◆ **REQUIREMENT**
Down to the final line, return the records unchanged.

◆ **TASK DATA**
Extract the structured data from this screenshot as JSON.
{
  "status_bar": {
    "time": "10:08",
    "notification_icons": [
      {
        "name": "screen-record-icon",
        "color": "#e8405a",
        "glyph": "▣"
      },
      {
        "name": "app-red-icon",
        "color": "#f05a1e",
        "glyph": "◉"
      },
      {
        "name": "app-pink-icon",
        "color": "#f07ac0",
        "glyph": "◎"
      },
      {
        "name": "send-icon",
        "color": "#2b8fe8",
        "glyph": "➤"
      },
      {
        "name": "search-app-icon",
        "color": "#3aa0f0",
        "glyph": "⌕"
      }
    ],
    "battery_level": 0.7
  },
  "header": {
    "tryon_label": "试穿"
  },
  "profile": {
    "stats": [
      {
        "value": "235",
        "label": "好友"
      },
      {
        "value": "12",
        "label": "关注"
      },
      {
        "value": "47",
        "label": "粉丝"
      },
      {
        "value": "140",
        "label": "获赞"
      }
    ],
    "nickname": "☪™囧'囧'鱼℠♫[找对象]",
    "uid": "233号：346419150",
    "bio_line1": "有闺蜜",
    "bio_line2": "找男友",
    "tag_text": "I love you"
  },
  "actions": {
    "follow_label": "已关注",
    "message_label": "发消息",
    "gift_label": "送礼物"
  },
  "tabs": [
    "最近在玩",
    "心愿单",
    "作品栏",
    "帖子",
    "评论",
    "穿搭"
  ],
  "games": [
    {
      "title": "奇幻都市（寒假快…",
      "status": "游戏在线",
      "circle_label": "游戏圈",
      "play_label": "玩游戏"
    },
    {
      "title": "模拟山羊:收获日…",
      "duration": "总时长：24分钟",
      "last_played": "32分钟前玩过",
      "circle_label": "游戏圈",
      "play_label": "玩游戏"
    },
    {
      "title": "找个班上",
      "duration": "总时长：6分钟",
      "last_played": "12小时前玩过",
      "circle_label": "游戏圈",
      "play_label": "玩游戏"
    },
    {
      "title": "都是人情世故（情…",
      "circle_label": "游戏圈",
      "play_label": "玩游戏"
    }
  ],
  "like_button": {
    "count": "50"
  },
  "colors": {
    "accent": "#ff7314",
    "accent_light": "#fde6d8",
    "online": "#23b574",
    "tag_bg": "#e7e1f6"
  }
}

◆ **SOLVED PROBLEM**
Extract the structured data from this screenshot as JSON.
{
  "status_bar": {
    "time": "10:08",
    "notification_icons": [
      {
        "name": "screen-record-icon",
        "color": "#e8405a",
        "glyph": "▣"
      },
      {
        "name": "app-red-icon",
        "color": "#f05a1e",
        "glyph": "◉"
      },
      {
        "name": "app-pink-icon",
        "color": "#f07ac0",
        "glyph": "◎"
      },
      {
        "name": "send-icon",
        "color": "#2b8fe8",
        "glyph": "➤"
      },
      {
        "name": "search-app-icon",
        "color": "#3aa0f0",
        "glyph": "⌕"
      }
    ],
    "battery_level": 0.7
  },
  "header": {
    "tryon_label": "试穿"
  },
  "profile": {
    "stats": [
      {
        "value": "235",
        "label": "好友"
      },
      {
        "value": "12",
        "label": "关注"
      },
      {
        "value": "47",
        "label": "粉丝"
      },
      {
        "value": "140",
        "label": "获赞"
      }
    ],
    "nickname": "☪™囧'囧'鱼℠♫[找对象]",
    "uid": "233号：346419150",
    "bio_line1": "有闺蜜",
    "bio_line2": "找男友",
    "tag_text": "I love you"
  },
  "actions": {
    "follow_label": "已关注",
    "message_label": "发消息",
    "gift_label": "送礼物"
  },
  "tabs": [
    "最近在玩",
    "心愿单",
    "作品栏",
    "帖子",
    "评论",
    "穿搭"
  ],
  "games": [
    {
      "title": "奇幻都市（寒假快…",
      "status": "游戏在线",
      "circle_label": "游戏圈",
      "play_label": "玩游戏"
    },
    {
      "title": "模拟山羊:收获日…",
      "duration": "总时长：24分钟",
      "last_played": "32分钟前玩过",
      "circle_label": "游戏圈",
      "play_label": "玩游戏"
    },
    {
      "title": "找个班上",
      "duration": "总时长：6分钟",
      "last_played": "12小时前玩过",
      "circle_label": "游戏圈",
      "play_label": "玩游戏"
    },
    {
      "title": "都是人情世故（情…",
      "circle_label": "游戏圈",
      "play_label": "玩游戏"
    }
  ],
  "like_button": {
    "count": "50"
  },
  "colors": {
    "accent": "#ff7314",
    "accent_light": "#fde6d8",
    "online": "#23b574",
    "tag_bg": "#e7e1f6"
  }
}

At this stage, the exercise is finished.